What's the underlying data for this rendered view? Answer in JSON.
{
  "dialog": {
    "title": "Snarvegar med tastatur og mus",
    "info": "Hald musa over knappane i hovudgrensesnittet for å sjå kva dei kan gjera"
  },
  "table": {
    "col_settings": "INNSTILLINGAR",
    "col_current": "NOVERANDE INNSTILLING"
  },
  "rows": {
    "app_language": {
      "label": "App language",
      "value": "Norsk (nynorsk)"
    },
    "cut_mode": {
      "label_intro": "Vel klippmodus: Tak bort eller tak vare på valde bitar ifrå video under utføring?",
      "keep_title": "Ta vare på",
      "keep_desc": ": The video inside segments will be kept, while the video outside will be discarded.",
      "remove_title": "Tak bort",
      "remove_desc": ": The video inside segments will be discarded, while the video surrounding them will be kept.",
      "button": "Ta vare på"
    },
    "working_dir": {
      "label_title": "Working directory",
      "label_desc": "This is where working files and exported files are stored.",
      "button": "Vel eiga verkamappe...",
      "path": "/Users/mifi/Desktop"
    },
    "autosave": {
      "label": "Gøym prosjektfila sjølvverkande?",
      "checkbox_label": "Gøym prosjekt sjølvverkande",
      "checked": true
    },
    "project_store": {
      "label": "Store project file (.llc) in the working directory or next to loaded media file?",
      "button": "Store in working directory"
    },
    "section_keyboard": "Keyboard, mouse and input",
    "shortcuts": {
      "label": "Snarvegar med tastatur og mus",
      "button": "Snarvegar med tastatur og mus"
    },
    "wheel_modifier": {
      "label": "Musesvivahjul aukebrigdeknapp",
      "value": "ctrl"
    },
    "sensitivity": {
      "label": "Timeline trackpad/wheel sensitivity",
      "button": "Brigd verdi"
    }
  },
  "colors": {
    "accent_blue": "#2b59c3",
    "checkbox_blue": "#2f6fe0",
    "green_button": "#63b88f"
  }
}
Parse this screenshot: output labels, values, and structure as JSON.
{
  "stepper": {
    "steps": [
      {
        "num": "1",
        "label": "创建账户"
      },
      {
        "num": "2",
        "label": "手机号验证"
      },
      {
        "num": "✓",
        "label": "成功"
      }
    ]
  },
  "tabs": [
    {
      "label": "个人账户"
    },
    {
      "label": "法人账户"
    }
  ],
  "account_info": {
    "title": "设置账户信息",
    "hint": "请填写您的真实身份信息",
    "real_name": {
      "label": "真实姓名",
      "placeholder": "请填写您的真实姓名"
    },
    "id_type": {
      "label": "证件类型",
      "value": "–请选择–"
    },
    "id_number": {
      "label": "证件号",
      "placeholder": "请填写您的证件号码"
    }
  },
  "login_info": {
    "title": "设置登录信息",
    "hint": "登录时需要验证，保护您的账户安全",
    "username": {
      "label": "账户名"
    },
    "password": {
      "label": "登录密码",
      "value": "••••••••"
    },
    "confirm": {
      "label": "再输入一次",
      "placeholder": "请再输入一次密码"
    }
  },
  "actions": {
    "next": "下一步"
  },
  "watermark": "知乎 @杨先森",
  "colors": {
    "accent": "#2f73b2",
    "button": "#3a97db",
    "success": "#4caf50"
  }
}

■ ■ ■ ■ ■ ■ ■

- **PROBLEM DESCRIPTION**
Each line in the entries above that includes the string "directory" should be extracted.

- **EXERCISE OUTPUT**
      "label_title": "Working directory",
      "label": "Store project file (.llc) in the working directory or next to loaded media file?",
      "button": "Store in working directory"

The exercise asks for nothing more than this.